Website and app data records:

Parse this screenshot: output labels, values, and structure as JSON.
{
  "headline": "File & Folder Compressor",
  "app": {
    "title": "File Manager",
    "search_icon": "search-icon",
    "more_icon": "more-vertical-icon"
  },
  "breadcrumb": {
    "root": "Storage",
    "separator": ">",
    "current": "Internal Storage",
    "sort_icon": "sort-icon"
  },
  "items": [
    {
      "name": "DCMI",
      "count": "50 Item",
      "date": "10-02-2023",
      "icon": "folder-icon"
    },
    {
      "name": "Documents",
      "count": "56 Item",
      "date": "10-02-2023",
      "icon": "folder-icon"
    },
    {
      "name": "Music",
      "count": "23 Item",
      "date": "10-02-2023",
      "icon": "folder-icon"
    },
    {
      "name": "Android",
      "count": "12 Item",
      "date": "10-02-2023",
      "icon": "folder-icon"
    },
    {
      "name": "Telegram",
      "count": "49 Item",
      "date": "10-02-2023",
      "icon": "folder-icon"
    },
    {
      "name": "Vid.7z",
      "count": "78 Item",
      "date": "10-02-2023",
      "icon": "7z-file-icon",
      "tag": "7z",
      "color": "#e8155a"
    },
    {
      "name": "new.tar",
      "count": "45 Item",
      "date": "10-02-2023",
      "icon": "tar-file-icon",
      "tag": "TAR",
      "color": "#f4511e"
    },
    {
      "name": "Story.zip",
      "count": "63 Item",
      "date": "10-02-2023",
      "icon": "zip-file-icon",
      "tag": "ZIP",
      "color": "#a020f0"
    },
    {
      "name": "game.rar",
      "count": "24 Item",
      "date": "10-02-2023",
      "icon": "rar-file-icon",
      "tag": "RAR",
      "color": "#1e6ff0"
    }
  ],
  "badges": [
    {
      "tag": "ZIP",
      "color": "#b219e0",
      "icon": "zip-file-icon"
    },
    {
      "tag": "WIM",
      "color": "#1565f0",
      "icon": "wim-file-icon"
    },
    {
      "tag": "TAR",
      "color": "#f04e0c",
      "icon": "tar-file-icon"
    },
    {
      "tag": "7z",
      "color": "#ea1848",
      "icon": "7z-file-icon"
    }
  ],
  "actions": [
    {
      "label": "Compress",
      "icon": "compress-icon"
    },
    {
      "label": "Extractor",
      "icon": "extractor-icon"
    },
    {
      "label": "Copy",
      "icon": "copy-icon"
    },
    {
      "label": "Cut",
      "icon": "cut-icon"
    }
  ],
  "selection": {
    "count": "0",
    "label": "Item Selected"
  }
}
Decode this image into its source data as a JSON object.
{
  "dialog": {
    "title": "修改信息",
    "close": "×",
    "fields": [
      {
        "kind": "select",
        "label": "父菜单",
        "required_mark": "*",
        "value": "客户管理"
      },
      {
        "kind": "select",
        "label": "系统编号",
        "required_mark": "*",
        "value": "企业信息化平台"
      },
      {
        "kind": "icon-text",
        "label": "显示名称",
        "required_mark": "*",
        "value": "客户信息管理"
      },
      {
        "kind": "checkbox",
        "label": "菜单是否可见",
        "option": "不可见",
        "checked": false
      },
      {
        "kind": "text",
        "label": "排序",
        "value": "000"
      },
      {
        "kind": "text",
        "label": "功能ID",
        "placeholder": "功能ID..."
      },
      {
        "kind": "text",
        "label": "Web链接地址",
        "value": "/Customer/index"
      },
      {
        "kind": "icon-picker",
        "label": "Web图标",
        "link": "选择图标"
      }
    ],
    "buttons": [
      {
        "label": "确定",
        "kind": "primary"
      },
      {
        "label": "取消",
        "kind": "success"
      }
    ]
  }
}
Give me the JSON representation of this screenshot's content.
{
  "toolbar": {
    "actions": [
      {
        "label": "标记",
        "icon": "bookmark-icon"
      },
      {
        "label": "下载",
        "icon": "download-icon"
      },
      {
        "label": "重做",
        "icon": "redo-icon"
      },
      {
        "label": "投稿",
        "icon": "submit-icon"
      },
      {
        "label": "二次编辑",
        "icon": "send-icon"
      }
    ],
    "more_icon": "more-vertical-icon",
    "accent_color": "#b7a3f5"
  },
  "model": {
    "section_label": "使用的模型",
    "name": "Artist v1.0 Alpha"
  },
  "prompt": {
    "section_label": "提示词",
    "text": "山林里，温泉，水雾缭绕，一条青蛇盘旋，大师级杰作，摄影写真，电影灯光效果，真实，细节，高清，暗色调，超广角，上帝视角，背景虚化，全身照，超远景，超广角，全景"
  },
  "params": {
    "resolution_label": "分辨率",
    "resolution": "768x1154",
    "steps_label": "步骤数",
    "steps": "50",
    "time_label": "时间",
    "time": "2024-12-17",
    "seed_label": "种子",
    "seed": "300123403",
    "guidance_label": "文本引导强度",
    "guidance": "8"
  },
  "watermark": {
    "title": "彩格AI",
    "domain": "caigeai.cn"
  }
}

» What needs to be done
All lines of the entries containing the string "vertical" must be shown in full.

» Result of this exercise
    "more_icon": "more-vertical-icon"
    "more_icon": "more-vertical-icon",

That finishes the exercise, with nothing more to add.